After a scoreless first period the Bruins struck first on the power play when Blake Wheeler was able to sweep a loose puck out from under Fleury at 3:12 in the second. The Penguins came back about five minutes later when Pascal Dupuis put the puck in a scrum in the crease in front of Thomas and banged on it until it trickled passed for the equalizer at 8:57.
Bruins’ center Marc Savard took a hit and elbow to the head late in the third period by Penguins’ forward Matt Cooke. He was carted off the ice on a stretcher. No word on the type or severity of the injury but a concussion would seem likely. Cooke was not issued a penalty for the hit.
Patrice Bergeron played his first game since the Olympic break after sitting the previous three with a groin injury. Tuukka Rask is still listed as day-to-day with a minor knee injury and did not dress.
Marc-Andre Fleury — The Penguins goaltender picked up his 31st win of the year with steady play and a solid defensive effort in front of him.
Evgeni Malkin — The “other” superstar in Pittsburgh scored the go-ahead goal for his 23rd strike of the year early in the third period.
Blake Wheeler — The sophomore forward scored the first goal of the game for only his second strike in 17 games when he tallied on the power play in the second period. The goal was his 14th of the year.
Turning Point — The start of the third period was where the Penguins turned on the heat. Malkin scored the go-ahead goal early in the period and the Bruins could not slow Pittsburgh down the rest of the game as the Penguins dominated the positional play in the final frame.
Key Play – The Penguins new addition of Alexei Ponikarovsky at Wednesday’s trade deadline paid dividends in the third period. Malkin came down the right wing on the rush and threw a dump shot on Thomas that passed through a moving screen by Ponikarovsky on its way to the back of the net. Pittsburgh turned on the heat after that and pressured the Bruins for the rest of the third on its way to the victory.
|03.07.10 at 4:35 pm ET|
With the Penguins handing the Bruins multiple opportunities with penalties, it was just a matter of time before Boston broke through.
Evgeni Malkin won the dubious distinction of being the man who committed the penalty (hooking – 2:15) that helped get the Bruins on the board. David Krejci put the puck in the crease and banged on it to the point that Marc-Andre Fleury fell flat on his stomach though not quite on top of the puck. Blake Wheeler then snuck in and swept the puck out from under the goaltender for his 14th goal of the season that gave Boston a 1-0 lead at 3:12.

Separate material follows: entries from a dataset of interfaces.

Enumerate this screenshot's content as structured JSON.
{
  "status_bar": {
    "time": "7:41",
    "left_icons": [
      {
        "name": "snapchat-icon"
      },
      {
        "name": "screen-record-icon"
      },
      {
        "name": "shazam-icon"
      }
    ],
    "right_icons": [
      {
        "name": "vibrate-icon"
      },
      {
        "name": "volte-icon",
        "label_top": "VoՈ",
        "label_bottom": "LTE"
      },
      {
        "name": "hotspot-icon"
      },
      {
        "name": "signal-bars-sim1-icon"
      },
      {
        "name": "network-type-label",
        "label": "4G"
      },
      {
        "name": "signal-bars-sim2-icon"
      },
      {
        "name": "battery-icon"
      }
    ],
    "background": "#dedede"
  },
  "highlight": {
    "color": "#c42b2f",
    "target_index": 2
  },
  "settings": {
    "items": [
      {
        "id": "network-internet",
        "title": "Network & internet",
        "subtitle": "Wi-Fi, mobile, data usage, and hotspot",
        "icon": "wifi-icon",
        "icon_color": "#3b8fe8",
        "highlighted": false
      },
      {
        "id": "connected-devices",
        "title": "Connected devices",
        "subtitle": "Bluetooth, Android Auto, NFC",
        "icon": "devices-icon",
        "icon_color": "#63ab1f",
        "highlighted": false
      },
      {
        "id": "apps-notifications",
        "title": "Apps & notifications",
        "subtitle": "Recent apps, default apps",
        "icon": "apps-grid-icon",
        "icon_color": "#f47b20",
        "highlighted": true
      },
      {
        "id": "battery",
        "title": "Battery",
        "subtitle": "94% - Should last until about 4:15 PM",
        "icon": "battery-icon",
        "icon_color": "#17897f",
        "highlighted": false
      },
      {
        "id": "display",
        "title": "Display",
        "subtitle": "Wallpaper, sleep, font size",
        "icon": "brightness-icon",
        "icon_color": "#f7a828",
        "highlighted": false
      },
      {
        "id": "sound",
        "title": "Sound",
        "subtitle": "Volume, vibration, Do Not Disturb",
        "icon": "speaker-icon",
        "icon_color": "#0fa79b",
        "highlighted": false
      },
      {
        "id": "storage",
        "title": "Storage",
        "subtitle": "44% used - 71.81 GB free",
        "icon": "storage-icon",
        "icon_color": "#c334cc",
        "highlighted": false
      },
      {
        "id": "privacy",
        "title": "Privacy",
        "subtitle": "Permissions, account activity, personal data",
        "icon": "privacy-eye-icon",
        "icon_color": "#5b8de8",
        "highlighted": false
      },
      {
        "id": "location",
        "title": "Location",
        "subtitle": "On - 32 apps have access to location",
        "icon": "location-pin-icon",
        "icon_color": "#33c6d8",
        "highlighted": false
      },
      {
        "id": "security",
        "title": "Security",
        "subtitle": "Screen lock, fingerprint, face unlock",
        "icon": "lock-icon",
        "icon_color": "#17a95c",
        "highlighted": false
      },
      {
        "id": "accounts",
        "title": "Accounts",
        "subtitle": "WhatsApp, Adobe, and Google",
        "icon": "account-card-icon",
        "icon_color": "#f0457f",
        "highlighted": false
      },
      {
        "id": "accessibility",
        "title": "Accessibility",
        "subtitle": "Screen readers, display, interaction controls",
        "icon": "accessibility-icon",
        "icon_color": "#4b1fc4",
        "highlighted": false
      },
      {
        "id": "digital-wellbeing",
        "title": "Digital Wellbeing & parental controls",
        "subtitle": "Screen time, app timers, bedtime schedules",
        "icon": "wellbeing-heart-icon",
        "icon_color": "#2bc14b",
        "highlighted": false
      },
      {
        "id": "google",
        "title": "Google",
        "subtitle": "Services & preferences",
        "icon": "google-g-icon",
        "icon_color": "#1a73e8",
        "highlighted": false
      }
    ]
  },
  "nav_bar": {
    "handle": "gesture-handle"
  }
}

The Penguins came back in 5-0n-5 at 8:57 in a similar scenario to Wheeler’s goal. Pascal Dupuis swept around the goal only to be semi-stuffed by Tim Thomas but the forward stayed on the puck and it trickled passed Thomas to tie the game at one apiece.
Michael Ryder took a slashing penalty at 3:43 in the period but Boston was able to kill it off. In the middle of the period the teams played two-minutes of 4-on-4 as Ruslan Fedotenko and Mark Stuart got in a tangle in the crease in front of Thomas that led to matching roughing penalties.
Shots in period (total):
Boston — 8 (11)
Pittsburgh — 11 (21)